(Dataset entries)
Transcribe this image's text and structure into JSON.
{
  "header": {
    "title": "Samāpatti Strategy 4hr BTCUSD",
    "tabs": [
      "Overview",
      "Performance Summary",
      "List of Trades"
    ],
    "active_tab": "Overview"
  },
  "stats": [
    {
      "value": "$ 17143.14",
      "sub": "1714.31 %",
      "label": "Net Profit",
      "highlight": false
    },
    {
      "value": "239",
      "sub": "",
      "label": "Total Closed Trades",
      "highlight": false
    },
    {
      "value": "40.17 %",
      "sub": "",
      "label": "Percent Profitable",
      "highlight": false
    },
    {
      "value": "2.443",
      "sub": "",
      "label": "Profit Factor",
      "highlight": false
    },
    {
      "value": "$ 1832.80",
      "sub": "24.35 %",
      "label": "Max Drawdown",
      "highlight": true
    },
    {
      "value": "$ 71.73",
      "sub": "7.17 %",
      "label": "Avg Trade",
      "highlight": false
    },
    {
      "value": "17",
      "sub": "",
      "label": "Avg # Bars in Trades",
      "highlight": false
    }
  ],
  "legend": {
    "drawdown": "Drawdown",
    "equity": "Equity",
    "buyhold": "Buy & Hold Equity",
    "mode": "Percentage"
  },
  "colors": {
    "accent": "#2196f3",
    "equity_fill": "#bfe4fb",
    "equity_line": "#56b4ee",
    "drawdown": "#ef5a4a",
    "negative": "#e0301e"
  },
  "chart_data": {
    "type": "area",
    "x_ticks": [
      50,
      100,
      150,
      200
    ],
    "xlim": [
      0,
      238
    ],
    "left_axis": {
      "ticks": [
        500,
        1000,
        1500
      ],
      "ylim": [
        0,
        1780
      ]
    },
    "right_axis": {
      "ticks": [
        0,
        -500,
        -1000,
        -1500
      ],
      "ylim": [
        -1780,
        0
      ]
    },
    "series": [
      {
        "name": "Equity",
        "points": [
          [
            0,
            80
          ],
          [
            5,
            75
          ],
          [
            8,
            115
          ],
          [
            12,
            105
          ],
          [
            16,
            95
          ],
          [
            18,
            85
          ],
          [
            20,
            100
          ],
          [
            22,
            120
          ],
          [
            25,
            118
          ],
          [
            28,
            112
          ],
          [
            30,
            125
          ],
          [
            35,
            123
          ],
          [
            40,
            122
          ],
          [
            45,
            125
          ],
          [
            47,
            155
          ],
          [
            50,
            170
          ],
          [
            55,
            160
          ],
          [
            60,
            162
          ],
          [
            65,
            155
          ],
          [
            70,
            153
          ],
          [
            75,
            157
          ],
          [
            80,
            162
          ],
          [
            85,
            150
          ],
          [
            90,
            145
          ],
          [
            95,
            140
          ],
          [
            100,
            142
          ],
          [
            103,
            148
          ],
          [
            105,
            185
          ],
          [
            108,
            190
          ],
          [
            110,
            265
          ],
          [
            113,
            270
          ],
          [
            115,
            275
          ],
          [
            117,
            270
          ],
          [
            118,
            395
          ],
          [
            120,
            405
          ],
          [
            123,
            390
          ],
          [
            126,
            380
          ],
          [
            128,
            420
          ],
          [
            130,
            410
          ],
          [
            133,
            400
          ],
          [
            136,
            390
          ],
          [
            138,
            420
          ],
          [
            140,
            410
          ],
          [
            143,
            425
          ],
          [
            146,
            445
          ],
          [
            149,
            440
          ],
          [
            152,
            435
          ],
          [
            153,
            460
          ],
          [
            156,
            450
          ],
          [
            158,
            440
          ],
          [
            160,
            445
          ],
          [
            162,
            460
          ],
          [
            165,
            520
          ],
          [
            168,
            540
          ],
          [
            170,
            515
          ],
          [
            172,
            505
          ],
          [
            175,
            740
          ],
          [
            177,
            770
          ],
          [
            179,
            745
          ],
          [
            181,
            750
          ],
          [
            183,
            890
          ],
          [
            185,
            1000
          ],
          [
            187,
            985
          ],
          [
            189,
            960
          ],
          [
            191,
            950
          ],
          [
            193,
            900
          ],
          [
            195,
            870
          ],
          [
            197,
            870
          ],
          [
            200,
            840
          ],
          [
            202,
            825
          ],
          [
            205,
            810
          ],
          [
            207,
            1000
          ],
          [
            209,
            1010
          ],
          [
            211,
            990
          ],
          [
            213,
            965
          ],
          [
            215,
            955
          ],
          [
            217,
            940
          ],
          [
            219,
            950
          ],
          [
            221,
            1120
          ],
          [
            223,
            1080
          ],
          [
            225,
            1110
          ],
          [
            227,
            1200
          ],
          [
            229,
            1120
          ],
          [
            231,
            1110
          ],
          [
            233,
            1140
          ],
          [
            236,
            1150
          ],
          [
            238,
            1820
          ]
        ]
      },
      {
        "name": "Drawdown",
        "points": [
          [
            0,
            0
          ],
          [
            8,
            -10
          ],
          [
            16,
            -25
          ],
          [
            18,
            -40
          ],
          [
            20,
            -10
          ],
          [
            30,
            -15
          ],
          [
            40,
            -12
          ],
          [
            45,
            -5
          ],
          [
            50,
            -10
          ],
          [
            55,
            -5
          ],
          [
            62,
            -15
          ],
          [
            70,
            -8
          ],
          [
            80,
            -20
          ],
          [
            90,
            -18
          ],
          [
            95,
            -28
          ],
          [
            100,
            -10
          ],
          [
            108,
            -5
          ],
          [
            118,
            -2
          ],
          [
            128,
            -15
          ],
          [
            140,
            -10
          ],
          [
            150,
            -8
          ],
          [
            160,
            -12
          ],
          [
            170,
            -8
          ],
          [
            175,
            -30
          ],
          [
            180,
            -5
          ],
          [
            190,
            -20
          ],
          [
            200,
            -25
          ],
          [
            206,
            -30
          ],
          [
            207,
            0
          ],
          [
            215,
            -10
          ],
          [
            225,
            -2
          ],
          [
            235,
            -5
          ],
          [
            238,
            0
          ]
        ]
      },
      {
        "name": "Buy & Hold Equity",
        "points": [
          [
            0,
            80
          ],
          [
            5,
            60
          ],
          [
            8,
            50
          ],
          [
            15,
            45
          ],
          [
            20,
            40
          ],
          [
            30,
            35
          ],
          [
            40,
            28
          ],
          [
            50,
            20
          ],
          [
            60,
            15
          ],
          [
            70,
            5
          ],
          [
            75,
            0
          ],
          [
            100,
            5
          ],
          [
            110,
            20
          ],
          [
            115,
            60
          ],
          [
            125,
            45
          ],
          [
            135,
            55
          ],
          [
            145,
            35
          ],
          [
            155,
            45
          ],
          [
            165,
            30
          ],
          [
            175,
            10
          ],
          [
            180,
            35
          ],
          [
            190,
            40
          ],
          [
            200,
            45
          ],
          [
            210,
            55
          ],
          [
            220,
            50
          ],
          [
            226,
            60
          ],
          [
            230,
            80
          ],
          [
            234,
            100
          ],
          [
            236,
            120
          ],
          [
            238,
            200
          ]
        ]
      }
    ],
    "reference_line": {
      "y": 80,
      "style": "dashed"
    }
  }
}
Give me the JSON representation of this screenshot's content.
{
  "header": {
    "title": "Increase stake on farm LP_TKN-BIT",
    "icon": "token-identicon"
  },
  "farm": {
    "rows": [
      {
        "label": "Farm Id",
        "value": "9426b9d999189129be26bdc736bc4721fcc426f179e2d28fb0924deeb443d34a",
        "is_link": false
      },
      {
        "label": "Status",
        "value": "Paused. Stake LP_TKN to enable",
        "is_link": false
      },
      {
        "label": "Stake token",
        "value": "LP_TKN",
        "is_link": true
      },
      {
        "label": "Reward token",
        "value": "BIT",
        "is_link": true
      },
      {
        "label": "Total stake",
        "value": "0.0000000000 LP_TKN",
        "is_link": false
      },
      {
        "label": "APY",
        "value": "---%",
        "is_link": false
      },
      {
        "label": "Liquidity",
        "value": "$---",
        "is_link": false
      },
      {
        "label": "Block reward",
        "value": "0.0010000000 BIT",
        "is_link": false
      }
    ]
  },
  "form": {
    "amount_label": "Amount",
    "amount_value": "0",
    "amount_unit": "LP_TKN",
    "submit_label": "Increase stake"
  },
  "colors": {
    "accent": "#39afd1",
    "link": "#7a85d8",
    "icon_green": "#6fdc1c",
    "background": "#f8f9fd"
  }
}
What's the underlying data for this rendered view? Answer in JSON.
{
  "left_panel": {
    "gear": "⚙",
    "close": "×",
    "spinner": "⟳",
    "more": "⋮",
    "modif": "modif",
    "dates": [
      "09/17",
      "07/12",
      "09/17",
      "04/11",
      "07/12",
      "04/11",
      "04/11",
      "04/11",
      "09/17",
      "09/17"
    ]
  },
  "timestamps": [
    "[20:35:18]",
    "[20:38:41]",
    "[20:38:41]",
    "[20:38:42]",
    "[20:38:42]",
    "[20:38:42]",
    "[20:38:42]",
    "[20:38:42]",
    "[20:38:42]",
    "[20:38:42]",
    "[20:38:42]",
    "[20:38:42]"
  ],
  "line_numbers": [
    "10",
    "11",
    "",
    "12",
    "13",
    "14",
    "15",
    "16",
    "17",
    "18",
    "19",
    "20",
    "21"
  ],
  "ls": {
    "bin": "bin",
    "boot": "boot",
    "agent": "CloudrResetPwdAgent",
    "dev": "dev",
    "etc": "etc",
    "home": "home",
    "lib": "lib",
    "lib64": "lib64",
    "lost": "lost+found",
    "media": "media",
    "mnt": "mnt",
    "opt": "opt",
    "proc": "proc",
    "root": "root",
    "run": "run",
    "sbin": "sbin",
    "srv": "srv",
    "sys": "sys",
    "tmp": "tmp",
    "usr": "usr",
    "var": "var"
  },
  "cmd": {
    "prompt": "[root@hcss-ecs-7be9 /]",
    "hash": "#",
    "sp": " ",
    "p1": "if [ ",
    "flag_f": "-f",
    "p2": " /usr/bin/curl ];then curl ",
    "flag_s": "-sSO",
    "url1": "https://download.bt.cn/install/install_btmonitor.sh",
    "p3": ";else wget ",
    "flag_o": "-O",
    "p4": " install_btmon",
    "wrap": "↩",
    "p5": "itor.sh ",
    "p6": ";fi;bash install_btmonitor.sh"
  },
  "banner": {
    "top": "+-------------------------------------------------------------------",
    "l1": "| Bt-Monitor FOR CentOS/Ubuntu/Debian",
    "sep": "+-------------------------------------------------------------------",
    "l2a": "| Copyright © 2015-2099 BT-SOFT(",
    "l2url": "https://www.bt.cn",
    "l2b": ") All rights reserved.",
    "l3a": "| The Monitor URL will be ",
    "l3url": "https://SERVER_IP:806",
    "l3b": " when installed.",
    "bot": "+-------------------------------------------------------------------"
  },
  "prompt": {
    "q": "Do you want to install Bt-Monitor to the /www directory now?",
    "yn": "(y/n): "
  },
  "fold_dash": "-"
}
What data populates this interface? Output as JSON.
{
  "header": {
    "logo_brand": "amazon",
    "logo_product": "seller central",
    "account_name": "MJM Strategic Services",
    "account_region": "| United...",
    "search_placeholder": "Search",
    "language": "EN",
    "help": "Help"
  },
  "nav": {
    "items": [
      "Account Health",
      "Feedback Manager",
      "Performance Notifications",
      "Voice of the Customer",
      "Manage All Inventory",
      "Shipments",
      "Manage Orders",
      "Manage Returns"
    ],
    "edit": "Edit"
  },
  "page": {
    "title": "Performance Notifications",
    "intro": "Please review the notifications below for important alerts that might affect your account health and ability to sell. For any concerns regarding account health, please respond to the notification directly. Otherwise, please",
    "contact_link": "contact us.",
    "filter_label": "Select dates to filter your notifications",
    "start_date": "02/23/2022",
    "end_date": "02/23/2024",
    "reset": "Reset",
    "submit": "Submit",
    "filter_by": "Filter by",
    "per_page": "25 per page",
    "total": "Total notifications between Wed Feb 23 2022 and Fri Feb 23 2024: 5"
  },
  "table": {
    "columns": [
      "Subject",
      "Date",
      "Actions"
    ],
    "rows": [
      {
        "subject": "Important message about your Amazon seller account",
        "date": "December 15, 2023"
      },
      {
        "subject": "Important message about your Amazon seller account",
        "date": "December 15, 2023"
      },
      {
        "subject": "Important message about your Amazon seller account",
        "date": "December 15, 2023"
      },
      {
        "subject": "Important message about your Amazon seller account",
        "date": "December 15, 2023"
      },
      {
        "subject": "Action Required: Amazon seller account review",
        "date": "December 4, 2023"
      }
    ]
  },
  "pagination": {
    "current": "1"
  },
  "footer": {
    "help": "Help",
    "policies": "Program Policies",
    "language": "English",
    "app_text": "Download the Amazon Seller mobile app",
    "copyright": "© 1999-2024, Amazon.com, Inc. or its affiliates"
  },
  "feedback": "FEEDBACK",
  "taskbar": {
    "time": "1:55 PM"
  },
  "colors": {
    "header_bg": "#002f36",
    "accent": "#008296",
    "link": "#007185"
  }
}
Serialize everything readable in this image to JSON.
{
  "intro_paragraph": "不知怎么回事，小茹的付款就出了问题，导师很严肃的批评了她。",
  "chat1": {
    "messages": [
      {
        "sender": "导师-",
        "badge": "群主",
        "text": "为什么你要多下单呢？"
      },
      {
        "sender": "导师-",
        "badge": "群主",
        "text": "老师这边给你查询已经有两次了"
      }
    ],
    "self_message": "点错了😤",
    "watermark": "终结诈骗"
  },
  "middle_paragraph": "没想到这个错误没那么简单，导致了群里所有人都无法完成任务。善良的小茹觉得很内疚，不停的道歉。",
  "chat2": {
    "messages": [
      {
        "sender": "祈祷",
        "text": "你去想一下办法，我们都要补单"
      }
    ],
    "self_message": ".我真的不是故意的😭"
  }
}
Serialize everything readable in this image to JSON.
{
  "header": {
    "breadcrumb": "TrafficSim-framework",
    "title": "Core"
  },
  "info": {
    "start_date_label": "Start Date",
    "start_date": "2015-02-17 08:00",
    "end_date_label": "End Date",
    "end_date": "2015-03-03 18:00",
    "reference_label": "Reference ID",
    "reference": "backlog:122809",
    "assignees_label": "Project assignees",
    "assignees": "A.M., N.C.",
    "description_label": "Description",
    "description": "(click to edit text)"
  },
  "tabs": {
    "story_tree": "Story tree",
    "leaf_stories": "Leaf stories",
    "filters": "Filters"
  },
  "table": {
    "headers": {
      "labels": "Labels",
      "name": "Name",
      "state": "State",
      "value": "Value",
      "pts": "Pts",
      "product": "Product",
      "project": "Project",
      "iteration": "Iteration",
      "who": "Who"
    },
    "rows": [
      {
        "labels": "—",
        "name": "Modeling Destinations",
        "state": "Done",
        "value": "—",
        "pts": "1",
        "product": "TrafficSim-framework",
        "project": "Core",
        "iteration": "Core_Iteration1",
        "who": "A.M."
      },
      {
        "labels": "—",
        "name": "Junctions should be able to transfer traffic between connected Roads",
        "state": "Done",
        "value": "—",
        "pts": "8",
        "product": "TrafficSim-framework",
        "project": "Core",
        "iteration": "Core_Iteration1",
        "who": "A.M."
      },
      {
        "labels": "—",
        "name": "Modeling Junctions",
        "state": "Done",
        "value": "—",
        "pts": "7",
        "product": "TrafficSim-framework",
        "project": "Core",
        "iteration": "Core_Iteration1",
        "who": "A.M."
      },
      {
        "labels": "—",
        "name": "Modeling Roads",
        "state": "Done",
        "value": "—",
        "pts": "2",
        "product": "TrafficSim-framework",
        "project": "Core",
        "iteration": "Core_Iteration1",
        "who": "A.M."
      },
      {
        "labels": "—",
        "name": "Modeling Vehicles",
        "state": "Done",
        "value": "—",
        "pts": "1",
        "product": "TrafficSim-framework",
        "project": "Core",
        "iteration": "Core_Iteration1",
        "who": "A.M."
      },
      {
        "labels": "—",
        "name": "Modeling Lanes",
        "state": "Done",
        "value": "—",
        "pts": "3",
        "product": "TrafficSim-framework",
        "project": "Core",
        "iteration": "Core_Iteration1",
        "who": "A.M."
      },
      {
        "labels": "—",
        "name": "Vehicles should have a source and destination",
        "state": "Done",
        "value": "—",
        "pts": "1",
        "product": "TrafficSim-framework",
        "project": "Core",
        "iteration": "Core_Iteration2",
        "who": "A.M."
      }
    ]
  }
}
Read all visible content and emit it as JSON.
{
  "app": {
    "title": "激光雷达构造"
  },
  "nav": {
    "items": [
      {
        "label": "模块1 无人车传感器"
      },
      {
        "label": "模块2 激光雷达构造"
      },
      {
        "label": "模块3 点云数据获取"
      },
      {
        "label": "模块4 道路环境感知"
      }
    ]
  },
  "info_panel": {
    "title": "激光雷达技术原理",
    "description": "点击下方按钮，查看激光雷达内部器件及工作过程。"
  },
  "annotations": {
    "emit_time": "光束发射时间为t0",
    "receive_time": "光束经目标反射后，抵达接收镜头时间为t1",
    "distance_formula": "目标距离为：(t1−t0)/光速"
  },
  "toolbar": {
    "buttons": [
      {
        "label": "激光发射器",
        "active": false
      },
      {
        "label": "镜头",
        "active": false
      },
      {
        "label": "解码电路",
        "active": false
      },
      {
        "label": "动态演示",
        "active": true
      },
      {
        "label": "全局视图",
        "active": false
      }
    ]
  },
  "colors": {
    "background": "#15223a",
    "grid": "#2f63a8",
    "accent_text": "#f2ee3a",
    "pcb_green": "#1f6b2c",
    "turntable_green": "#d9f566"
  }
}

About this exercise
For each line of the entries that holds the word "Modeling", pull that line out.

Output for this exercise
        "name": "Modeling Destinations",
        "name": "Modeling Junctions",
        "name": "Modeling Roads",
        "name": "Modeling Vehicles",
        "name": "Modeling Lanes",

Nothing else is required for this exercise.